Marcia, Thank you for sharing about your time in Malawi. We are indeed blessed. I worked for almost 30 years in international (and domestic) adoptions so saw first hand malnourished infants. Heart breaking. So glad your trip was not just about bearing witness to devastating effects of poverty but also to do something to make a change. We often don't realize what long term effects some small gesture has. The time talking/listening; decorating a room; helping a staff person do their job - these actions can be life-changing for all involved.

Marcia King-Gamble said...

You are so right Judith. Thank you for trying to make a difference in people's lives. This is the time of year to give back.

Madelle Morgan said...

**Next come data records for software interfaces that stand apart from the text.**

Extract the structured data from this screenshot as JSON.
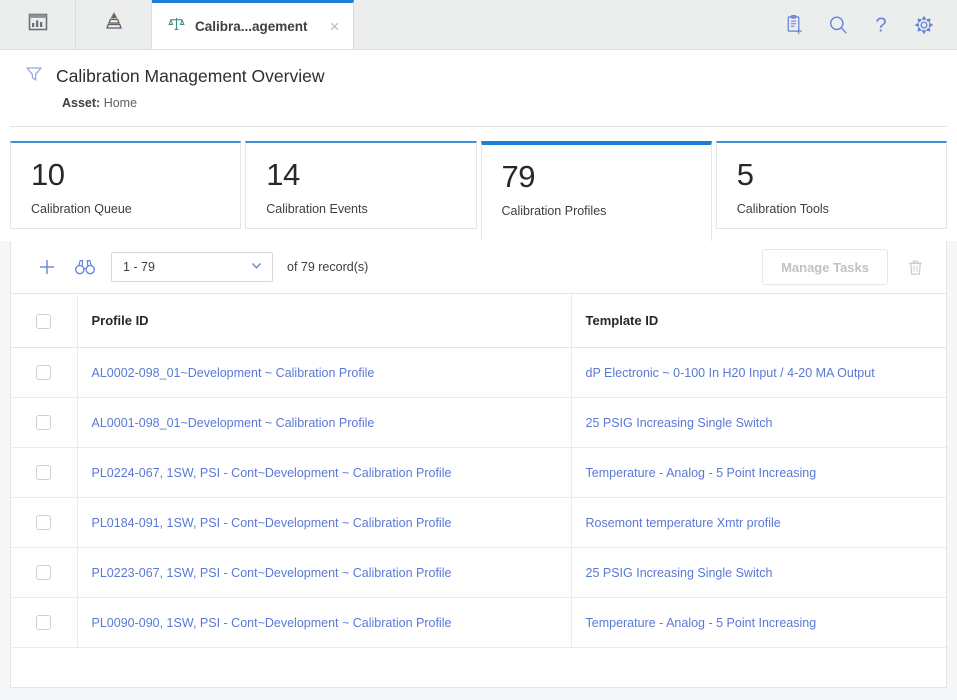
{
  "window": {
    "nav_buttons": [
      {
        "name": "dashboard-icon",
        "label": "Dashboard"
      },
      {
        "name": "hierarchy-icon",
        "label": "Asset Hierarchy"
      }
    ],
    "tab": {
      "icon": "scales-icon",
      "title": "Calibra...agement",
      "close": "×"
    },
    "top_icons": [
      {
        "name": "new-record-icon",
        "label": "New"
      },
      {
        "name": "search-icon",
        "label": "Search"
      },
      {
        "name": "help-icon",
        "label": "Help"
      },
      {
        "name": "settings-gear-icon",
        "label": "Settings"
      }
    ]
  },
  "header": {
    "filter_icon": "filter-funnel-icon",
    "title": "Calibration Management Overview",
    "asset_label": "Asset:",
    "asset_value": "Home"
  },
  "cards": [
    {
      "value": "10",
      "label": "Calibration Queue",
      "selected": false
    },
    {
      "value": "14",
      "label": "Calibration Events",
      "selected": false
    },
    {
      "value": "79",
      "label": "Calibration Profiles",
      "selected": true
    },
    {
      "value": "5",
      "label": "Calibration Tools",
      "selected": false
    }
  ],
  "toolbar": {
    "add_icon": "plus-icon",
    "binoculars_icon": "binoculars-icon",
    "range_select": {
      "value": "1 - 79",
      "chevron": "chevron-down-icon"
    },
    "records_text": "of 79 record(s)",
    "manage_tasks_label": "Manage Tasks",
    "delete_icon": "trash-icon"
  },
  "table": {
    "columns": [
      "",
      "Profile ID",
      "Template ID"
    ],
    "rows": [
      {
        "profile_id": "AL0002-098_01~Development ~ Calibration Profile",
        "template_id": "dP Electronic ~ 0-100 In H20 Input / 4-20 MA Output"
      },
      {
        "profile_id": "AL0001-098_01~Development ~ Calibration Profile",
        "template_id": "25 PSIG Increasing Single Switch"
      },
      {
        "profile_id": "PL0224-067, 1SW, PSI - Cont~Development ~ Calibration Profile",
        "template_id": "Temperature - Analog - 5 Point Increasing"
      },
      {
        "profile_id": "PL0184-091, 1SW, PSI - Cont~Development ~ Calibration Profile",
        "template_id": "Rosemont temperature Xmtr profile"
      },
      {
        "profile_id": "PL0223-067, 1SW, PSI - Cont~Development ~ Calibration Profile",
        "template_id": "25 PSIG Increasing Single Switch"
      },
      {
        "profile_id": "PL0090-090, 1SW, PSI - Cont~Development ~ Calibration Profile",
        "template_id": "Temperature - Analog - 5 Point Increasing"
      }
    ]
  },
  "colors": {
    "accent": "#1c7ed6",
    "link": "#5a79d6",
    "icon": "#6583d8",
    "tab_icon": "#3f8f8a"
  }
}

Marcia, as the US Thanksgiving approaches, it is a timely reminder to be thankful for all we have. Foreign aid to the less fortunate can make a huge impact on lives. It's not only a gift, but a moral responsibility - a helping hand up, not handout. You must work for an amazing company!